“People who have visions should go and see a doctor!” This quotation is attributed to the former German Chancellor Helmut Schmidt, who thus responded to Willy Brandt’s postulation that politics in the Federal Republic of Germany would have to develop a vision for the country. Many lawyers appear to agree with Schmidt. No fewer than 50% of the US law firms surveyed by Altman Weil in 2018 are convinced that they do not have to differentiate themselves from other law firms in order to be successful.
What is this all about? If you work on a strategy, you will soon find out that at the very beginning of this work, there has to be an idea as to where you want to go. What ideal should guide me when I develop a strategy for my law firm? Thus the point is to define, together with the partners, a kind of lodestar for the purpose of positioning, which should provide orientation and act as an incentive at the same time.
The vision should be ambitious, but not unattainable. It may describe a long-term objective, but must be sufficiently specific to be able to offer practical guidance in important decision-making processes of law firm management. And it should provide a value-based, conceptional frame for the development of the strategy.
Would you like specific examples? Just have a look at the website of big, internationally operating business law firms! In a nutshell, they often say things like: “We provide demanding, internationally operating corporate clients with legal advice of the highest quality with regard to complex issues.” Of course, this is all very well, but not particularly distinctive. In comparison, the vision of a small, still young Swiss law firm in the Canton of Zug sounds rather more exciting. It says: “More business – true partnership!” The law firm has developed a set of values and services around this nucleus which should fill clients with enthusiasm. The partners have set themselves the target of being that law firm in their clients’ perception which stands out in its market through a pronounced commitment to (economic) client benefit, to personal attention at partner level and to a close dovetailing of their service provision processes with those of their clients. This may sound banal, but – hand on heart, dear colleagues – it is definitely not!
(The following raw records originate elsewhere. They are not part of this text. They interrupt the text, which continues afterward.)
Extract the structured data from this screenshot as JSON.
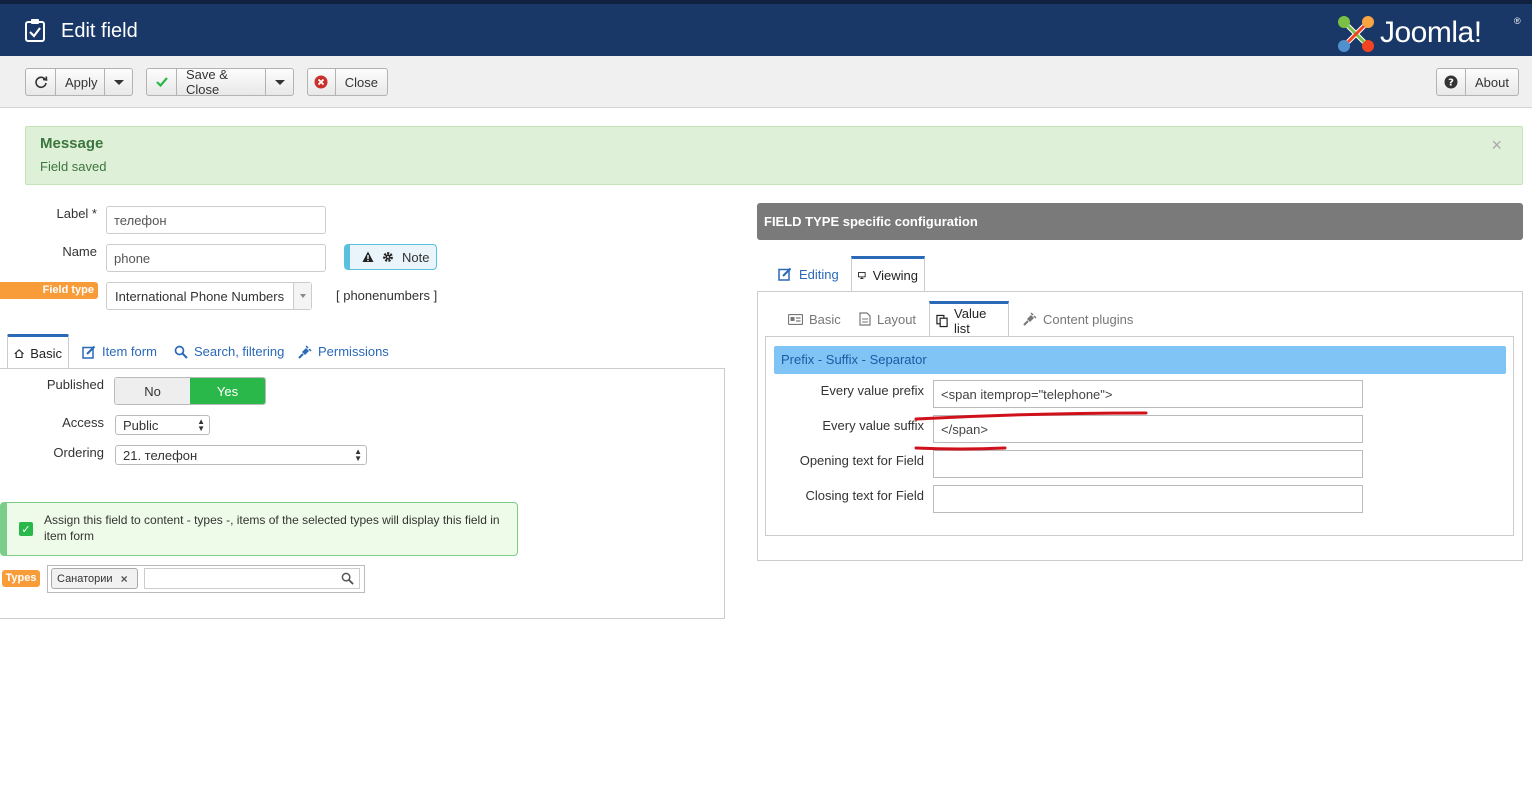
{
  "header": {
    "title": "Edit field",
    "logo_text": "Joomla!",
    "logo_reg": "®"
  },
  "toolbar": {
    "apply_label": "Apply",
    "save_close_label": "Save & Close",
    "close_label": "Close",
    "about_label": "About"
  },
  "message": {
    "title": "Message",
    "text": "Field saved",
    "close": "×"
  },
  "form": {
    "label_label": "Label *",
    "label_value": "телефон",
    "name_label": "Name",
    "name_value": "phone",
    "note_label": "Note",
    "field_type_label": "Field type",
    "field_type_value": "International Phone Numbers",
    "field_type_code": "[ phonenumbers ]"
  },
  "left_tabs": [
    "Basic",
    "Item form",
    "Search, filtering",
    "Permissions"
  ],
  "basic": {
    "published_label": "Published",
    "published_no": "No",
    "published_yes": "Yes",
    "access_label": "Access",
    "access_value": "Public",
    "ordering_label": "Ordering",
    "ordering_value": "21. телефон",
    "assign_text": "Assign this field to content - types -, items of the selected types will display this field in item form",
    "types_label": "Types",
    "types_tag": "Санатории"
  },
  "right": {
    "header": "FIELD TYPE specific configuration",
    "tabs": [
      "Editing",
      "Viewing"
    ],
    "subtabs": [
      "Basic",
      "Layout",
      "Value list",
      "Content plugins"
    ],
    "section": "Prefix - Suffix - Separator",
    "fields": [
      {
        "label": "Every value prefix",
        "value": "<span itemprop=\"telephone\">"
      },
      {
        "label": "Every value suffix",
        "value": "</span>"
      },
      {
        "label": "Opening text for Field",
        "value": ""
      },
      {
        "label": "Closing text for Field",
        "value": ""
      }
    ]
  },
  "colors": {
    "header_bg": "#1a3867",
    "accent_blue": "#2a69b8",
    "success_green": "#2bb84a",
    "orange_label": "#f89c3a",
    "annotation_red": "#d0111b"
  }
}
Be daring when you develop a vision for your law firm! What is important for me? What should my law firm’s DNA be? Do I want to be the local divorce law firm which besides legal consultation also provides support for people with psychological or social problems? Do I want to be the law firm in my region which thanks to outstanding technology competence becomes the (legal consultation) partner of choice for start-ups? Do I want to be the globally operating law firm which has such a convincing cooperation culture that it will attract all the best talents from all social strata and thus become a global player with the highest degree of diversity? Or do I want to become the law firm which excels like no other in the consultation of charitable foundations?
And another tip: if a vision is to fulfil its function as a lodestar for strategy development and daily operative work, it must be pithy and memorable. I recommend that you should formulate your vision in a one-liner short enough to fit on a luggage tag! How you can manage the leap from the vision to a strategy will be discussed in my next article. Until then!
This blog was originally published on 11 October 2018 in Vista, the online magazine of the Executive School, University of St.Gallen, Switzerland.
About the Author
Prof. Dr. Leo Staub is a Titular Professor of Business Law and Legal Management at the University of St. Gallen. He also is one of the Directors of the Executive School of Management, Technology and Law of St. Gallen University where he chairs the division “Law & Management”.
Leo can be reached at firstname.lastname@example.org